INFORMATION GIVEN ::
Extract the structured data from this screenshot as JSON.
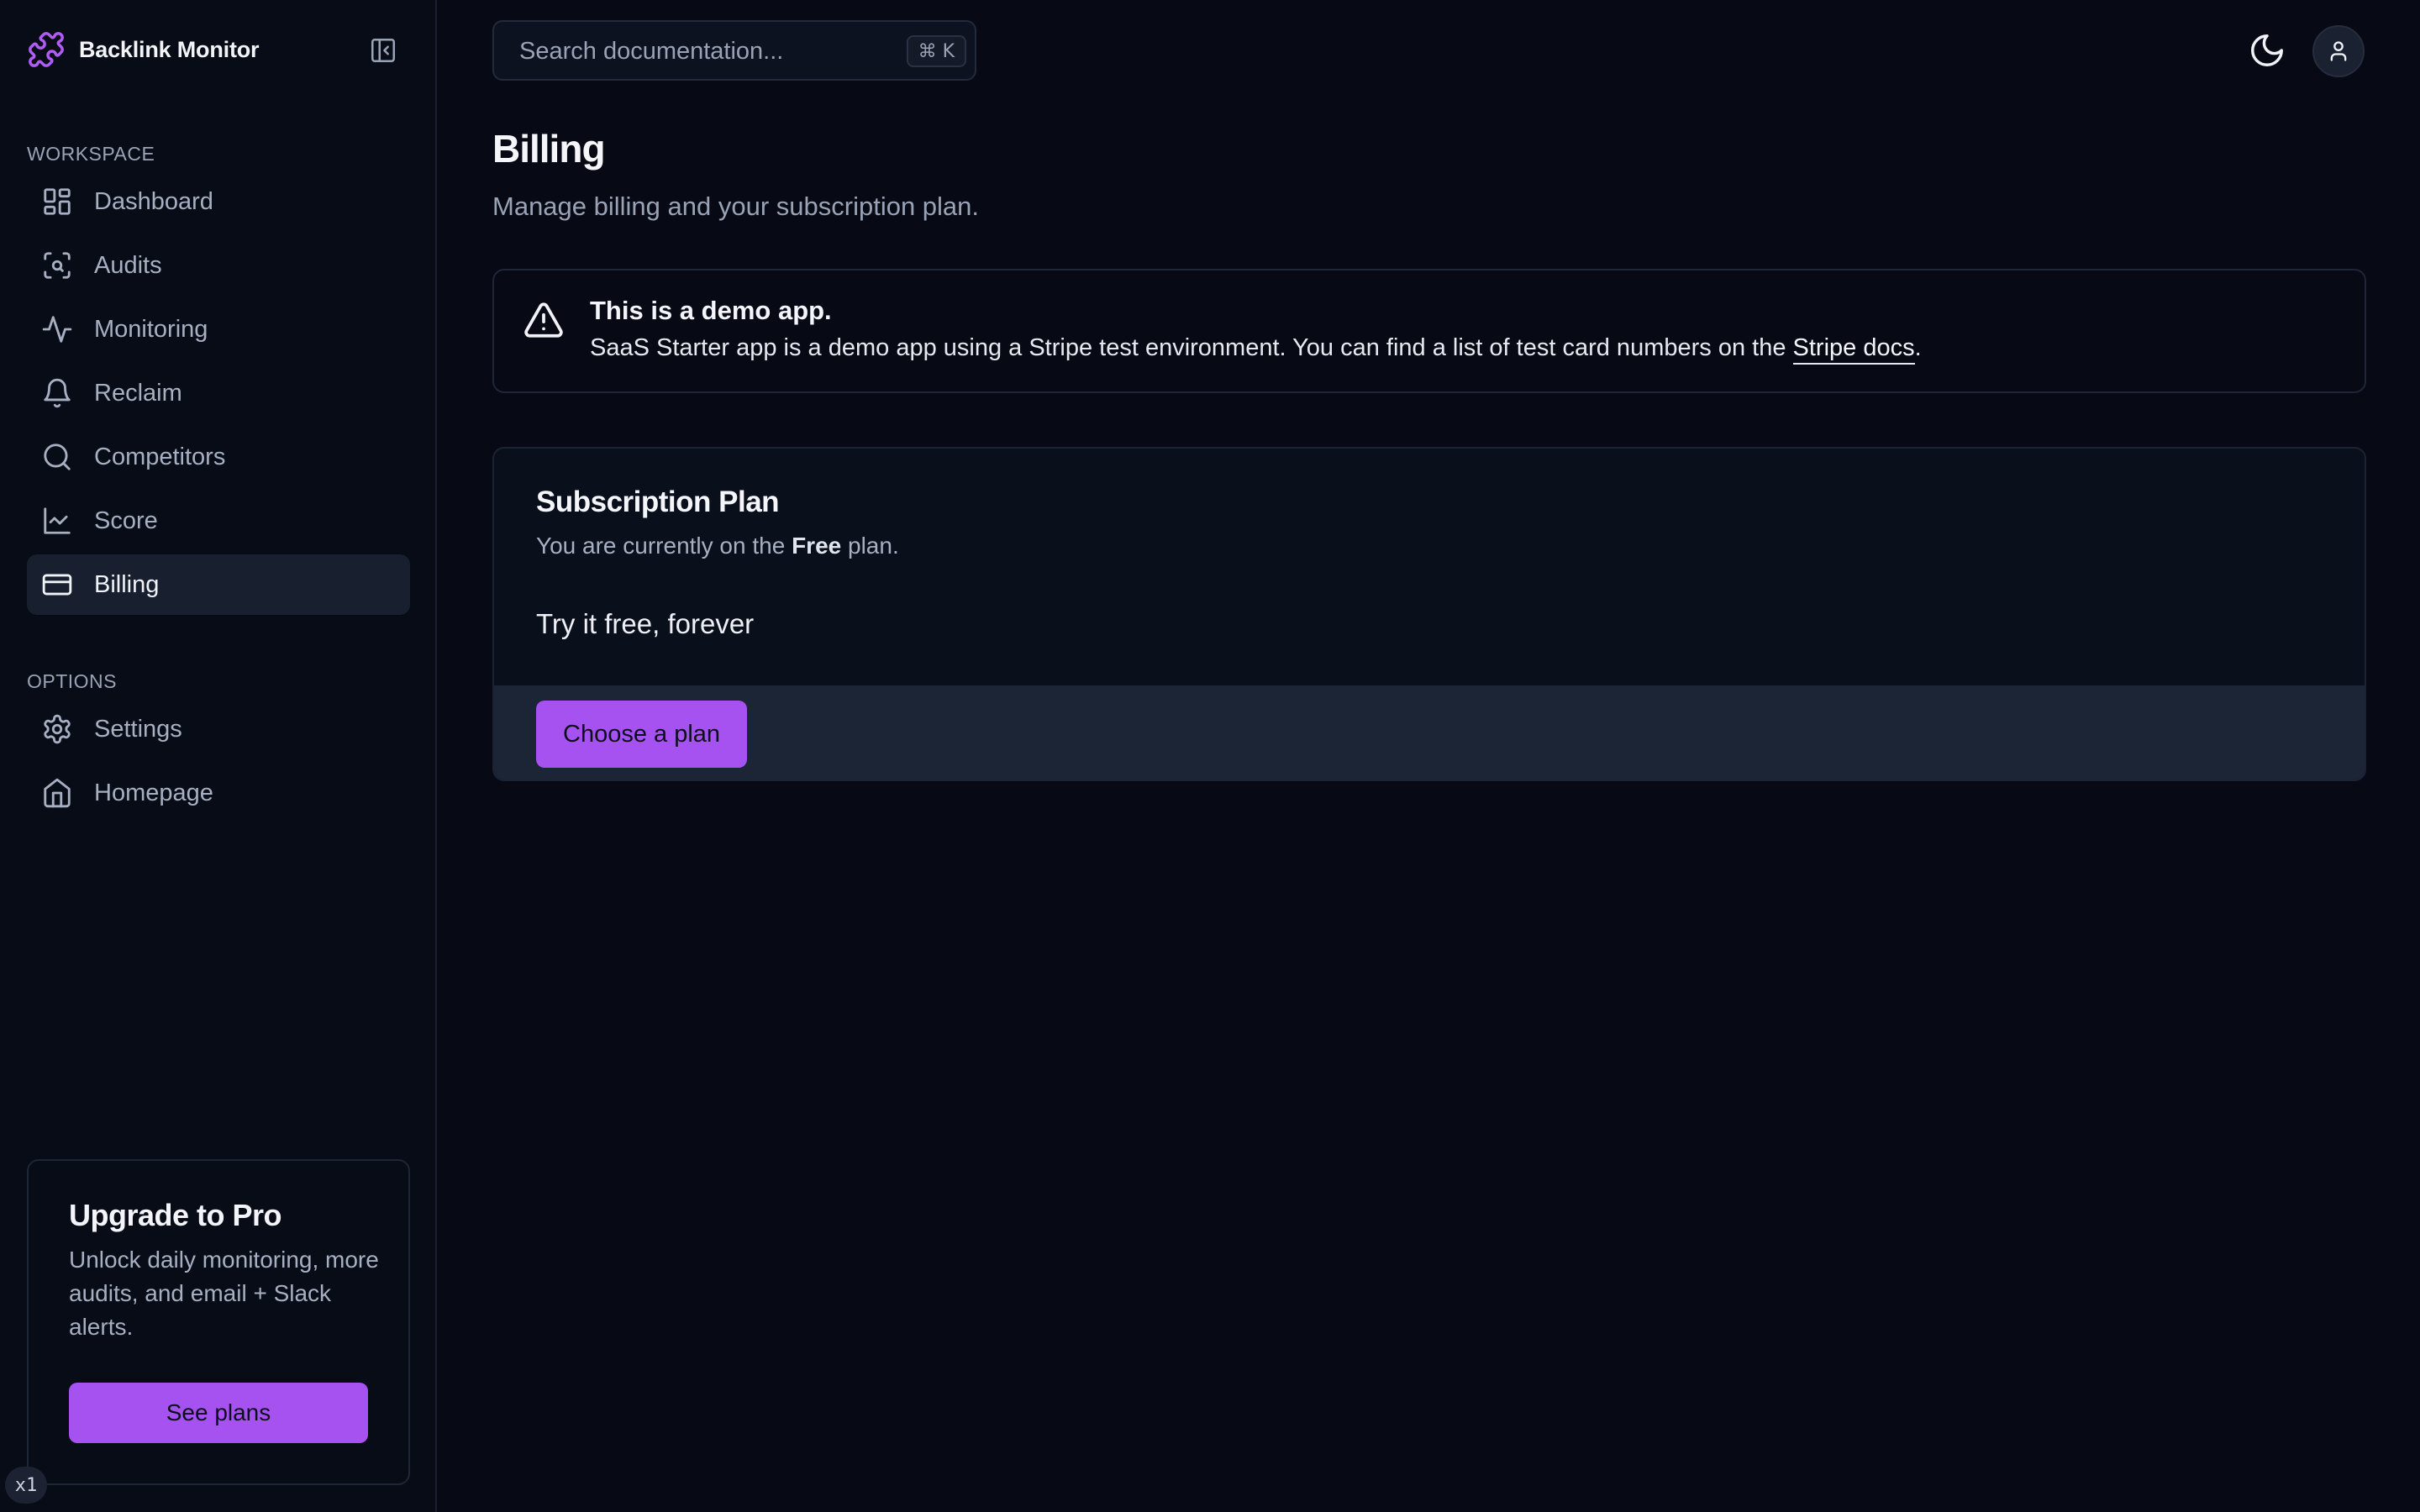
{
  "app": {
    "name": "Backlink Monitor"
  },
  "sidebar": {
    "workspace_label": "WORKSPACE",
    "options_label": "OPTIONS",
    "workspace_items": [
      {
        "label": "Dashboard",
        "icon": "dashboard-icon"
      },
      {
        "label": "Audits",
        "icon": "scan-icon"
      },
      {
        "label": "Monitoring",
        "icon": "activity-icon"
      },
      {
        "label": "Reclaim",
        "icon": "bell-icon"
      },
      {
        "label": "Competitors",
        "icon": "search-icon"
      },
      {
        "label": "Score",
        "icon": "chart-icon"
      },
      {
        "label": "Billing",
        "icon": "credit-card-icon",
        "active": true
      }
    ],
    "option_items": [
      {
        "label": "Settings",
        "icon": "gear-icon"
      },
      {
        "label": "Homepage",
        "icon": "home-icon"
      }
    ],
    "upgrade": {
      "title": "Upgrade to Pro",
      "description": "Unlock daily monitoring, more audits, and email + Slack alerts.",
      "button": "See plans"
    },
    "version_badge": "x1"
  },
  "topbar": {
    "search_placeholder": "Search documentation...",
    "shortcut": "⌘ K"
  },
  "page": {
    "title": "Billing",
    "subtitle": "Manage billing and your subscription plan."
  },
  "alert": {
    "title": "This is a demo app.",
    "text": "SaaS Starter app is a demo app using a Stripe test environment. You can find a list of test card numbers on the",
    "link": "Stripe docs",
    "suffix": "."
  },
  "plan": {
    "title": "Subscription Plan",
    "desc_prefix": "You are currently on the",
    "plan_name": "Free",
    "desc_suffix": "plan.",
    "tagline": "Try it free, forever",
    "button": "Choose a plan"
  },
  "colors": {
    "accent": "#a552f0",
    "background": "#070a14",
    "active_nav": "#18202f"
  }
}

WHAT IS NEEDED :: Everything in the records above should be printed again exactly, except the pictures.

RESULT OF THE EXERCISE ::
Extract the structured data from this screenshot as JSON.
{
  "app": {
    "name": "Backlink Monitor"
  },
  "sidebar": {
    "workspace_label": "WORKSPACE",
    "options_label": "OPTIONS",
    "workspace_items": [
      {
        "label": "Dashboard",
        "icon": "dashboard-icon"
      },
      {
        "label": "Audits",
        "icon": "scan-icon"
      },
      {
        "label": "Monitoring",
        "icon": "activity-icon"
      },
      {
        "label": "Reclaim",
        "icon": "bell-icon"
      },
      {
        "label": "Competitors",
        "icon": "search-icon"
      },
      {
        "label": "Score",
        "icon": "chart-icon"
      },
      {
        "label": "Billing",
        "icon": "credit-card-icon",
        "active": true
      }
    ],
    "option_items": [
      {
        "label": "Settings",
        "icon": "gear-icon"
      },
      {
        "label": "Homepage",
        "icon": "home-icon"
      }
    ],
    "upgrade": {
      "title": "Upgrade to Pro",
      "description": "Unlock daily monitoring, more audits, and email + Slack alerts.",
      "button": "See plans"
    },
    "version_badge": "x1"
  },
  "topbar": {
    "search_placeholder": "Search documentation...",
    "shortcut": "⌘ K"
  },
  "page": {
    "title": "Billing",
    "subtitle": "Manage billing and your subscription plan."
  },
  "alert": {
    "title": "This is a demo app.",
    "text": "SaaS Starter app is a demo app using a Stripe test environment. You can find a list of test card numbers on the",
    "link": "Stripe docs",
    "suffix": "."
  },
  "plan": {
    "title": "Subscription Plan",
    "desc_prefix": "You are currently on the",
    "plan_name": "Free",
    "desc_suffix": "plan.",
    "tagline": "Try it free, forever",
    "button": "Choose a plan"
  },
  "colors": {
    "accent": "#a552f0",
    "background": "#070a14",
    "active_nav": "#18202f"
  }
}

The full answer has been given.